Give a verbatim quotation of every record.
- Opening Delimiter -
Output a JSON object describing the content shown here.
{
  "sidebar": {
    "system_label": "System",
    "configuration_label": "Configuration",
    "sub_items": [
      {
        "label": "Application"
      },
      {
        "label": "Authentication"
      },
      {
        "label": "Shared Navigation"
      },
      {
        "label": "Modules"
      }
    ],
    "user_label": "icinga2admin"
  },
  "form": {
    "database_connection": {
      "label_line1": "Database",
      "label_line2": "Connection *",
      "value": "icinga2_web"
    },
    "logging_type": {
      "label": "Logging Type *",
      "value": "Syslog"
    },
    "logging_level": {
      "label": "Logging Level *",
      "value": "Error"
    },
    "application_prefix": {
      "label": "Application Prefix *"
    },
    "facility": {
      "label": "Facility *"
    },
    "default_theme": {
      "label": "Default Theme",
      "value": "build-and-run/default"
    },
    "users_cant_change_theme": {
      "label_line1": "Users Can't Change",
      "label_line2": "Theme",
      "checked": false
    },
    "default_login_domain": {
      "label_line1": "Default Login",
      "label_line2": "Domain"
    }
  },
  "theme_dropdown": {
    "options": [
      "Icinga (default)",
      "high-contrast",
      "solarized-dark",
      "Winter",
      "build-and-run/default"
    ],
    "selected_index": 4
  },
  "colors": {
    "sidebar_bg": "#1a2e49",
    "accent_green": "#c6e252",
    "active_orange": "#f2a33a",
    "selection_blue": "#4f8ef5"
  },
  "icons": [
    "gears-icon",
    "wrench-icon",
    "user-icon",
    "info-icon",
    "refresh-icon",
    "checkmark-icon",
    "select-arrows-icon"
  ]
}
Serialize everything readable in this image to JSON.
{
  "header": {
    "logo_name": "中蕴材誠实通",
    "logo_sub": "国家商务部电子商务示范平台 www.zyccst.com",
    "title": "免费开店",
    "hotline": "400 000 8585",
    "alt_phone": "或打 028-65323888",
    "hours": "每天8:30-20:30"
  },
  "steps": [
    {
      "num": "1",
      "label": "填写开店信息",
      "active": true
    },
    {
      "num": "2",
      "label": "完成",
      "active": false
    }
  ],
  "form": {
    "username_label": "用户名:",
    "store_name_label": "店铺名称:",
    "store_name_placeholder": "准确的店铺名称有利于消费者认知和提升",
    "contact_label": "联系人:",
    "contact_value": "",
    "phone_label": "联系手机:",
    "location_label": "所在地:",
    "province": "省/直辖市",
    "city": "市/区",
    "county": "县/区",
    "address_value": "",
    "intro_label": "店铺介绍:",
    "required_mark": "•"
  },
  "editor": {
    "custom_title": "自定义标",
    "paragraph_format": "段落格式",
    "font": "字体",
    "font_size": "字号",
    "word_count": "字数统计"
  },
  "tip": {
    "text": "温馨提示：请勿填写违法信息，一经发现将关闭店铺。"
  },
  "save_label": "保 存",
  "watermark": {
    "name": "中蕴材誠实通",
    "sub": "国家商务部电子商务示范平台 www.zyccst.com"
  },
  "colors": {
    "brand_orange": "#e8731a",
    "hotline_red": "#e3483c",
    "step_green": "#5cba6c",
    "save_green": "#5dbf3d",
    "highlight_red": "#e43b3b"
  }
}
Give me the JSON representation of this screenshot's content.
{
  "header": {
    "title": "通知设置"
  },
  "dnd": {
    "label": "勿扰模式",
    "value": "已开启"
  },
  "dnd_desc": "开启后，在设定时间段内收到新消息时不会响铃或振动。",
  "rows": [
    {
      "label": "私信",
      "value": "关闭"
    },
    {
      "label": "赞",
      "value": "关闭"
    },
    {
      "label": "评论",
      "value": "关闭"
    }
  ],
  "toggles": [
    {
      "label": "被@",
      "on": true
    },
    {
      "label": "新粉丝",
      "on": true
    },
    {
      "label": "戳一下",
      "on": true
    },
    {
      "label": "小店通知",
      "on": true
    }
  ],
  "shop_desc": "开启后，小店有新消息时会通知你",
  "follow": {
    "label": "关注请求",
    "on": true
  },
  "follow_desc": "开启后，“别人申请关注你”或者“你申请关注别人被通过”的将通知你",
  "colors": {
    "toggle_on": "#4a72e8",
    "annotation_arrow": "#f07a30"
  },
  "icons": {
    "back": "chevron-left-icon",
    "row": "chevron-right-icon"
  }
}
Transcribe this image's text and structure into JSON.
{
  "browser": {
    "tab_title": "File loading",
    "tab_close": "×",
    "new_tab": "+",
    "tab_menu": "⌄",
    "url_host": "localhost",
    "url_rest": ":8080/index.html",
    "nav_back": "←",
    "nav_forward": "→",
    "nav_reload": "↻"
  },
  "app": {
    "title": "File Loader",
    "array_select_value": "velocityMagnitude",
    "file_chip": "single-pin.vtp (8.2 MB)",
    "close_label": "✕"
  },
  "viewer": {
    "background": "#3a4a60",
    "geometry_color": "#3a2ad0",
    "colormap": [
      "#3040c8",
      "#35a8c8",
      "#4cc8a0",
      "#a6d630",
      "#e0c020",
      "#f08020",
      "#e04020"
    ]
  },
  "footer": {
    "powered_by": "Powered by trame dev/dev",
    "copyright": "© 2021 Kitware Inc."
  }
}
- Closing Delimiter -
Problem solution>
Output a JSON object describing the content shown here.
{
  "sidebar": {
    "system_label": "System",
    "configuration_label": "Configuration",
    "sub_items": [
      {
        "label": "Application"
      },
      {
        "label": "Authentication"
      },
      {
        "label": "Shared Navigation"
      },
      {
        "label": "Modules"
      }
    ],
    "user_label": "icinga2admin"
  },
  "form": {
    "database_connection": {
      "label_line1": "Database",
      "label_line2": "Connection *",
      "value": "icinga2_web"
    },
    "logging_type": {
      "label": "Logging Type *",
      "value": "Syslog"
    },
    "logging_level": {
      "label": "Logging Level *",
      "value": "Error"
    },
    "application_prefix": {
      "label": "Application Prefix *"
    },
    "facility": {
      "label": "Facility *"
    },
    "default_theme": {
      "label": "Default Theme",
      "value": "build-and-run/default"
    },
    "users_cant_change_theme": {
      "label_line1": "Users Can't Change",
      "label_line2": "Theme",
      "checked": false
    },
    "default_login_domain": {
      "label_line1": "Default Login",
      "label_line2": "Domain"
    }
  },
  "theme_dropdown": {
    "options": [
      "Icinga (default)",
      "high-contrast",
      "solarized-dark",
      "Winter",
      "build-and-run/default"
    ],
    "selected_index": 4
  },
  "colors": {
    "sidebar_bg": "#1a2e49",
    "accent_green": "#c6e252",
    "active_orange": "#f2a33a",
    "selection_blue": "#4f8ef5"
  },
  "icons": [
    "gears-icon",
    "wrench-icon",
    "user-icon",
    "info-icon",
    "refresh-icon",
    "checkmark-icon",
    "select-arrows-icon"
  ]
}
Serialize everything readable in this image to JSON.
{
  "header": {
    "logo_name": "中蕴材誠实通",
    "logo_sub": "国家商务部电子商务示范平台 www.zyccst.com",
    "title": "免费开店",
    "hotline": "400 000 8585",
    "alt_phone": "或打 028-65323888",
    "hours": "每天8:30-20:30"
  },
  "steps": [
    {
      "num": "1",
      "label": "填写开店信息",
      "active": true
    },
    {
      "num": "2",
      "label": "完成",
      "active": false
    }
  ],
  "form": {
    "username_label": "用户名:",
    "store_name_label": "店铺名称:",
    "store_name_placeholder": "准确的店铺名称有利于消费者认知和提升",
    "contact_label": "联系人:",
    "contact_value": "",
    "phone_label": "联系手机:",
    "location_label": "所在地:",
    "province": "省/直辖市",
    "city": "市/区",
    "county": "县/区",
    "address_value": "",
    "intro_label": "店铺介绍:",
    "required_mark": "•"
  },
  "editor": {
    "custom_title": "自定义标",
    "paragraph_format": "段落格式",
    "font": "字体",
    "font_size": "字号",
    "word_count": "字数统计"
  },
  "tip": {
    "text": "温馨提示：请勿填写违法信息，一经发现将关闭店铺。"
  },
  "save_label": "保 存",
  "watermark": {
    "name": "中蕴材誠实通",
    "sub": "国家商务部电子商务示范平台 www.zyccst.com"
  },
  "colors": {
    "brand_orange": "#e8731a",
    "hotline_red": "#e3483c",
    "step_green": "#5cba6c",
    "save_green": "#5dbf3d",
    "highlight_red": "#e43b3b"
  }
}
Give me the JSON representation of this screenshot's content.
{
  "header": {
    "title": "通知设置"
  },
  "dnd": {
    "label": "勿扰模式",
    "value": "已开启"
  },
  "dnd_desc": "开启后，在设定时间段内收到新消息时不会响铃或振动。",
  "rows": [
    {
      "label": "私信",
      "value": "关闭"
    },
    {
      "label": "赞",
      "value": "关闭"
    },
    {
      "label": "评论",
      "value": "关闭"
    }
  ],
  "toggles": [
    {
      "label": "被@",
      "on": true
    },
    {
      "label": "新粉丝",
      "on": true
    },
    {
      "label": "戳一下",
      "on": true
    },
    {
      "label": "小店通知",
      "on": true
    }
  ],
  "shop_desc": "开启后，小店有新消息时会通知你",
  "follow": {
    "label": "关注请求",
    "on": true
  },
  "follow_desc": "开启后，“别人申请关注你”或者“你申请关注别人被通过”的将通知你",
  "colors": {
    "toggle_on": "#4a72e8",
    "annotation_arrow": "#f07a30"
  },
  "icons": {
    "back": "chevron-left-icon",
    "row": "chevron-right-icon"
  }
}
Transcribe this image's text and structure into JSON.
{
  "browser": {
    "tab_title": "File loading",
    "tab_close": "×",
    "new_tab": "+",
    "tab_menu": "⌄",
    "url_host": "localhost",
    "url_rest": ":8080/index.html",
    "nav_back": "←",
    "nav_forward": "→",
    "nav_reload": "↻"
  },
  "app": {
    "title": "File Loader",
    "array_select_value": "velocityMagnitude",
    "file_chip": "single-pin.vtp (8.2 MB)",
    "close_label": "✕"
  },
  "viewer": {
    "background": "#3a4a60",
    "geometry_color": "#3a2ad0",
    "colormap": [
      "#3040c8",
      "#35a8c8",
      "#4cc8a0",
      "#a6d630",
      "#e0c020",
      "#f08020",
      "#e04020"
    ]
  },
  "footer": {
    "powered_by": "Powered by trame dev/dev",
    "copyright": "© 2021 Kitware Inc."
  }
}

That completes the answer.